## Description of the task
Filter the records down to the lines that hold the word "icon", and copy each of those lines.

Dataset rows for apps and sites
##############################
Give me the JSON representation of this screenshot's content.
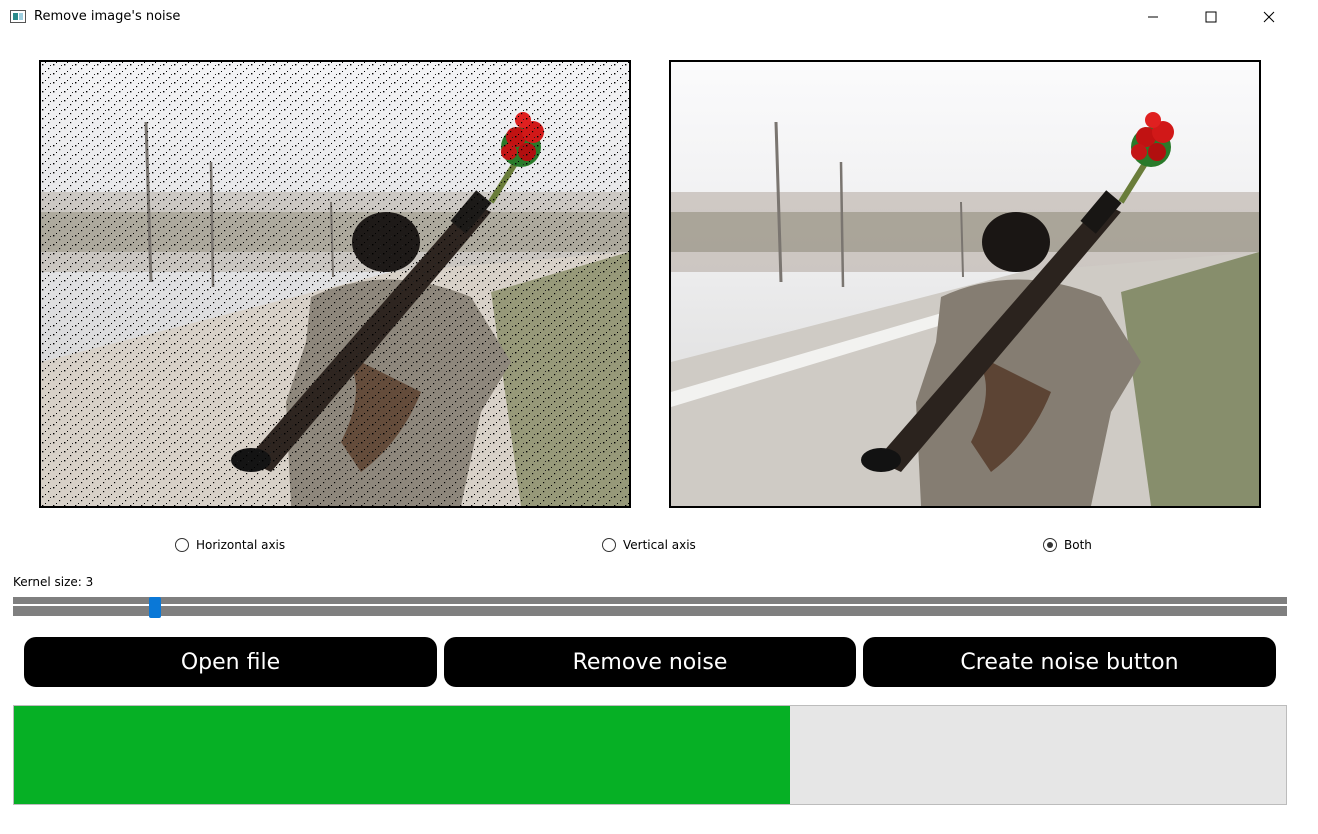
{
  "window": {
    "title": "Remove image's noise",
    "controls": [
      "minimize-icon",
      "maximize-icon",
      "close-icon"
    ]
  },
  "images": {
    "left_icon": "noisy-image-icon",
    "right_icon": "denoised-image-icon"
  },
  "radios": {
    "horizontal": {
      "label": "Horizontal axis",
      "checked": false
    },
    "vertical": {
      "label": "Vertical axis",
      "checked": false
    },
    "both": {
      "label": "Both",
      "checked": true
    }
  },
  "kernel": {
    "label": "Kernel size: 3",
    "value": 3,
    "slider_fraction": 0.108
  },
  "buttons": {
    "open": "Open file",
    "remove": "Remove noise",
    "create": "Create noise button"
  },
  "progress": {
    "percent": 61
  },
  "colors": {
    "progress_fill": "#06b025",
    "slider_handle": "#0a78d7",
    "button_bg": "#000000"
  }
}
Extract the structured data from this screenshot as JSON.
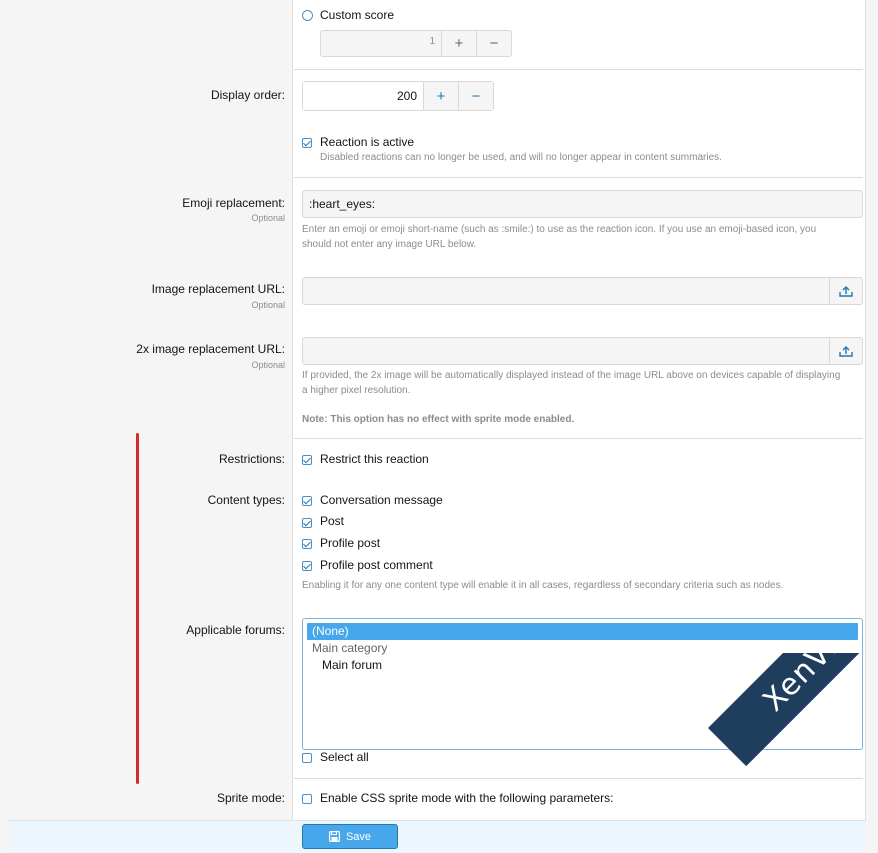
{
  "custom_score": {
    "label": "Custom score",
    "value": "1",
    "plus": "+",
    "minus": "−"
  },
  "display_order": {
    "label": "Display order:",
    "value": "200",
    "plus": "+",
    "minus": "−"
  },
  "active": {
    "label": "Reaction is active",
    "hint": "Disabled reactions can no longer be used, and will no longer appear in content summaries."
  },
  "emoji": {
    "label": "Emoji replacement:",
    "optional": "Optional",
    "value": ":heart_eyes:",
    "hint1": "Enter an emoji or emoji short-name (such as :smile:) to use as the reaction icon. If you use an emoji-based icon, you",
    "hint2": "should not enter any image URL below."
  },
  "image_url": {
    "label": "Image replacement URL:",
    "optional": "Optional",
    "value": ""
  },
  "image_url_2x": {
    "label": "2x image replacement URL:",
    "optional": "Optional",
    "value": "",
    "hint1": "If provided, the 2x image will be automatically displayed instead of the image URL above on devices capable of displaying",
    "hint2": "a higher pixel resolution.",
    "note": "Note: This option has no effect with sprite mode enabled."
  },
  "restrictions": {
    "label": "Restrictions:",
    "option": "Restrict this reaction"
  },
  "content_types": {
    "label": "Content types:",
    "items": [
      "Conversation message",
      "Post",
      "Profile post",
      "Profile post comment"
    ],
    "hint": "Enabling it for any one content type will enable it in all cases, regardless of secondary criteria such as nodes."
  },
  "forums": {
    "label": "Applicable forums:",
    "options": [
      "(None)",
      "Main category",
      "Main forum"
    ],
    "select_all": "Select all"
  },
  "sprite": {
    "label": "Sprite mode:",
    "option": "Enable CSS sprite mode with the following parameters:"
  },
  "footer": {
    "save_label": "Save"
  },
  "watermark": {
    "text": "XenVn.Com"
  },
  "colors": {
    "accent": "#47a7eb",
    "accent_dark": "#2577b1",
    "annotation": "#d42a2a"
  }
}
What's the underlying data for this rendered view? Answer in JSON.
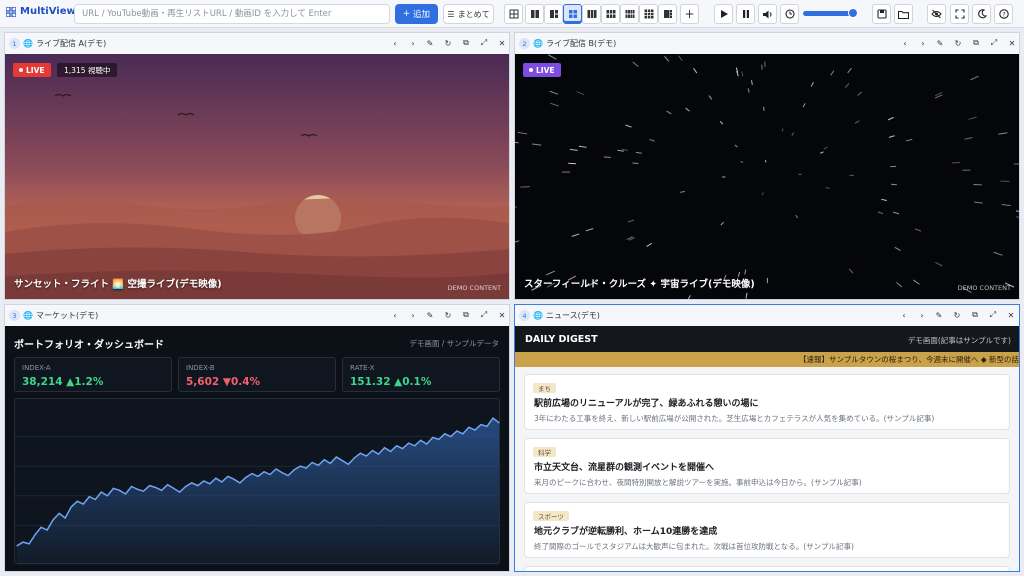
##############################
## Task solution
      "minimize-icon",
      "maximize-icon",
      "close-icon"
    "left_icon": "noisy-image-icon",
    "right_icon": "denoised-image-icon"
    "hint1": "Enter an emoji or emoji short-name (such as :smile:) to use as the reaction icon. If you use an emoji-based icon, you",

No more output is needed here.